## [ACTIVITY]
Note how many lines in the entries below contain the string "Эльчин", and answer with that number and no other text.

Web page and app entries
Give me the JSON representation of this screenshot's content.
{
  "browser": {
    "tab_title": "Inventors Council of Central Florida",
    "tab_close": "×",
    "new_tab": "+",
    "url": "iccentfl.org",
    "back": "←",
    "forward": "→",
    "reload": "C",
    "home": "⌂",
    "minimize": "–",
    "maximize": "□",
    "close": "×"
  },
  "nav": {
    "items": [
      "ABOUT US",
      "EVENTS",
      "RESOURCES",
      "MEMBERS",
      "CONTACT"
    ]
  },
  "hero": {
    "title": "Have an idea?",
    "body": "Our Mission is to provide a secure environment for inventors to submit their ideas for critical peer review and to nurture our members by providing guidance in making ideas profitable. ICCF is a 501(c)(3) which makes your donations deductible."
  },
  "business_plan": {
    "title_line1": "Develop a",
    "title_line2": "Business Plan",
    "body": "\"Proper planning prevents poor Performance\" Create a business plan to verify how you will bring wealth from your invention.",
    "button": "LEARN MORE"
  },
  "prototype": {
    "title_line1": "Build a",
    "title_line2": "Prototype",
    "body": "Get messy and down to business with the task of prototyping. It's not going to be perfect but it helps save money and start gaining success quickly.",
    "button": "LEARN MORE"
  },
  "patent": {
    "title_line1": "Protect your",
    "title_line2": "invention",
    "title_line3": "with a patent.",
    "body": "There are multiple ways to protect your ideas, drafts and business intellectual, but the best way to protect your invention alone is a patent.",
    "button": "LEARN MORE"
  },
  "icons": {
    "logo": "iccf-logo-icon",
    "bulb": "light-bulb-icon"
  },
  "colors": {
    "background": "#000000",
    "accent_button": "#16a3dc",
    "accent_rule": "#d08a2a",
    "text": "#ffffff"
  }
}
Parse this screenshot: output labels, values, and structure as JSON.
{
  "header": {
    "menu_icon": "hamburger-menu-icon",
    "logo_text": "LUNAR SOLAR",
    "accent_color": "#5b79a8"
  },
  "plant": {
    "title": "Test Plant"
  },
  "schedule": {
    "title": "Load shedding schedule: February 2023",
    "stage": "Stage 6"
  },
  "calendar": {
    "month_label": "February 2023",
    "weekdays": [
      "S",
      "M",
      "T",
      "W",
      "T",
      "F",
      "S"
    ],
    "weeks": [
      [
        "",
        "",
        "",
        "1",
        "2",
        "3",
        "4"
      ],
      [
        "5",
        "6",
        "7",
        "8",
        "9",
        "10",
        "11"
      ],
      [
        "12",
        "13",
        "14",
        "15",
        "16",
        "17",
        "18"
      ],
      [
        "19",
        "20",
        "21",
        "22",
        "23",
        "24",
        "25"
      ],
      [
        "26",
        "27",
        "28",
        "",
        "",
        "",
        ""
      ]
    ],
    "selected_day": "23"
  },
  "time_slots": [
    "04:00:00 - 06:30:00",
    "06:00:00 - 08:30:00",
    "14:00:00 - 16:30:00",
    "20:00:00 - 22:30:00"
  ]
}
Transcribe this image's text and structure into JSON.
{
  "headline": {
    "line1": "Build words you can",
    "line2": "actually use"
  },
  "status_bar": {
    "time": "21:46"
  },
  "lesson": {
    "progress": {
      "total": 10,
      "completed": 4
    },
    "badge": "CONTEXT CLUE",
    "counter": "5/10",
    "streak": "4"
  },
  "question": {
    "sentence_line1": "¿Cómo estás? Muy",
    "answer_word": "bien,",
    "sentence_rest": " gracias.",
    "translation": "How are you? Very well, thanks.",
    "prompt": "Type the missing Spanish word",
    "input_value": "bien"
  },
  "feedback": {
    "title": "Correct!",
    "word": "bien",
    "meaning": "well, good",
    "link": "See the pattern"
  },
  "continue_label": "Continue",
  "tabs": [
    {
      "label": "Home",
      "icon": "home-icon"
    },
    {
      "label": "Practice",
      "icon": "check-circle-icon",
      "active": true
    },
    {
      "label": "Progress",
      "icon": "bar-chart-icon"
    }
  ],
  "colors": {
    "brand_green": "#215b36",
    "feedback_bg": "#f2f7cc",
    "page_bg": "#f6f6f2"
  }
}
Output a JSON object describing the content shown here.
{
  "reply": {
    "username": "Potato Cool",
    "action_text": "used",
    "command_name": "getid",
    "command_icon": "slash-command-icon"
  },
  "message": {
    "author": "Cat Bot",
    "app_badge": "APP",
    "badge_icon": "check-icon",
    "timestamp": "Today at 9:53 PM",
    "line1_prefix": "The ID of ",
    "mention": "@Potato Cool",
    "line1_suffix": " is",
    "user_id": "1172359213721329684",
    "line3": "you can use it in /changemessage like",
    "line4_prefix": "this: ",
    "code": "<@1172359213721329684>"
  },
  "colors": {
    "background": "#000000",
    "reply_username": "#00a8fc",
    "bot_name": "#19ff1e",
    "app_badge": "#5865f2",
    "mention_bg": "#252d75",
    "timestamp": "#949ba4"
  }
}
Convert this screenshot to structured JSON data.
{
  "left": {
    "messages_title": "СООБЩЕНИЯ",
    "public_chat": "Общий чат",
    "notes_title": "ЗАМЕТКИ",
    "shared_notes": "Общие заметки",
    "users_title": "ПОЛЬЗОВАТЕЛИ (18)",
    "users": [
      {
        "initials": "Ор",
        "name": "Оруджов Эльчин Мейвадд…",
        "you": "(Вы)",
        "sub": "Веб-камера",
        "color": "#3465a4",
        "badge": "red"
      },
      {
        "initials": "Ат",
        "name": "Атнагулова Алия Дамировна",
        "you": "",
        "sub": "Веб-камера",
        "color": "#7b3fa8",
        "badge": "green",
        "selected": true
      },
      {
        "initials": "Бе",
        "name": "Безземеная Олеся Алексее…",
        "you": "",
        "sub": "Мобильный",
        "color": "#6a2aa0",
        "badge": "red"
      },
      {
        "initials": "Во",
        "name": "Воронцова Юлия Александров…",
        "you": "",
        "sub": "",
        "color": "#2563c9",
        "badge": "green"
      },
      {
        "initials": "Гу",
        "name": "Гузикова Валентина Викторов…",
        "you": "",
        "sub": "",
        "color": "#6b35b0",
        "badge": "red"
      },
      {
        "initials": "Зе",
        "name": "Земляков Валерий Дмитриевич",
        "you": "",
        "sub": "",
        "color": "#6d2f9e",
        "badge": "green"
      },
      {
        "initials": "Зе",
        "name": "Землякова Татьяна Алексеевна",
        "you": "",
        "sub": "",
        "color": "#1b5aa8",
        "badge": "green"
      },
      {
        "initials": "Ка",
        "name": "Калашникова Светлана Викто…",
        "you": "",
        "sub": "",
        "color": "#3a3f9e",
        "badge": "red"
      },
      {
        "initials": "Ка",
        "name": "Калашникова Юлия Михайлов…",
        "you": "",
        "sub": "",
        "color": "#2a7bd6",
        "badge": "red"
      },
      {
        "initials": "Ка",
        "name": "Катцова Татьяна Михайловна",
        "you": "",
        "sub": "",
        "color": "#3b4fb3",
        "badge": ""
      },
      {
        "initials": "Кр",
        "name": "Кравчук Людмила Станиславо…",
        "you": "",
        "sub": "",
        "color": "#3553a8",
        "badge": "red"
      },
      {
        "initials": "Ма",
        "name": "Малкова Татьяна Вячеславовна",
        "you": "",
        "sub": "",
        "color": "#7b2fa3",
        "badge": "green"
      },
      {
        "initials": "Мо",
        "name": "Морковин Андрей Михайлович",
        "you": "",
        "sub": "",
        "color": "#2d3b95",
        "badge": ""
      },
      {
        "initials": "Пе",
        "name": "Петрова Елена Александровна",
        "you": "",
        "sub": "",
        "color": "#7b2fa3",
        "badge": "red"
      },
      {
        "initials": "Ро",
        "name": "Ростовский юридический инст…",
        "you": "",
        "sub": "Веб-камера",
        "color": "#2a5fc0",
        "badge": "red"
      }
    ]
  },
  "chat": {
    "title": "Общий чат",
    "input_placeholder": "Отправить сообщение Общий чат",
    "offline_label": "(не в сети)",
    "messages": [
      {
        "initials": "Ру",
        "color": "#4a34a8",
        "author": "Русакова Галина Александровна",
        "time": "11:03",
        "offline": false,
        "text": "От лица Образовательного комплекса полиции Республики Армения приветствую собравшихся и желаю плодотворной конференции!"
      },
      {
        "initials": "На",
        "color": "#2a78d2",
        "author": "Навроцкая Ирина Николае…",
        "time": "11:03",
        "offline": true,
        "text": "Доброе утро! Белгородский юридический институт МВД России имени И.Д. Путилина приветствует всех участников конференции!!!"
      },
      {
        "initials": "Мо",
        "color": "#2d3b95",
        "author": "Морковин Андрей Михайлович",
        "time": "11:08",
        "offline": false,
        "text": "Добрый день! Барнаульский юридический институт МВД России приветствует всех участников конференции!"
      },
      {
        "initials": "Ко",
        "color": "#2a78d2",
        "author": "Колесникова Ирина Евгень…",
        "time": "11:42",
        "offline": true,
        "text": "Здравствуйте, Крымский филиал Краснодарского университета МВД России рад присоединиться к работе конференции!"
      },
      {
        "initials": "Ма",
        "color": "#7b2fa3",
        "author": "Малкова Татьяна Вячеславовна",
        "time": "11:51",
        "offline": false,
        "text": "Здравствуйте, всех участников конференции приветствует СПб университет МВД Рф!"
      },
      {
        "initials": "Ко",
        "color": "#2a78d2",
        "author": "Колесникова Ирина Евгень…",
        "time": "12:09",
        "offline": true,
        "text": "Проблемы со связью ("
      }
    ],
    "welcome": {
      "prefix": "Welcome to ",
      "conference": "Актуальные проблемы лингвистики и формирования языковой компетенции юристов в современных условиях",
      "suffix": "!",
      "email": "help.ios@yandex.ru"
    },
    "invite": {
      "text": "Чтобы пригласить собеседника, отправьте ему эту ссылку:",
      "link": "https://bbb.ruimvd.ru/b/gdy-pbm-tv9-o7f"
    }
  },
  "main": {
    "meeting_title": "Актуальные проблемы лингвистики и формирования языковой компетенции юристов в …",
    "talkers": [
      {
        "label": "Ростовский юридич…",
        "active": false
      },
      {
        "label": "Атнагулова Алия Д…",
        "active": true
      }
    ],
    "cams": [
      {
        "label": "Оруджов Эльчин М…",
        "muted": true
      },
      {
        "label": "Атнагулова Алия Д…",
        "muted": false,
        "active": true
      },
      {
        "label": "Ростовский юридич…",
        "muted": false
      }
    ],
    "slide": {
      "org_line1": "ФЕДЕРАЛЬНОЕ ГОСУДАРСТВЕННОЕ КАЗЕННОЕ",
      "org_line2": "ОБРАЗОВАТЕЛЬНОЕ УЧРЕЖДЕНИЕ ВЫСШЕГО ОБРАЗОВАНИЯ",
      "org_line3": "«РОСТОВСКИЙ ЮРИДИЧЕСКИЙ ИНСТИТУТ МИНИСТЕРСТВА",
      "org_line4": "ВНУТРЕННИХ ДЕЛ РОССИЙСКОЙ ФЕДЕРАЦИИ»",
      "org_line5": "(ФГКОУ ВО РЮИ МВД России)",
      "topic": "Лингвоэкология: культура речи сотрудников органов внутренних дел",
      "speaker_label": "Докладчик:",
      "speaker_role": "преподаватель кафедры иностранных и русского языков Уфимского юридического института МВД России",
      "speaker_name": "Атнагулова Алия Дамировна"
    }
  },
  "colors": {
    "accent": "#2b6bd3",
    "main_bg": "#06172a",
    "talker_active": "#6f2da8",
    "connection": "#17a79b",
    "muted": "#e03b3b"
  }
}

## [ANSWER SECTION]
2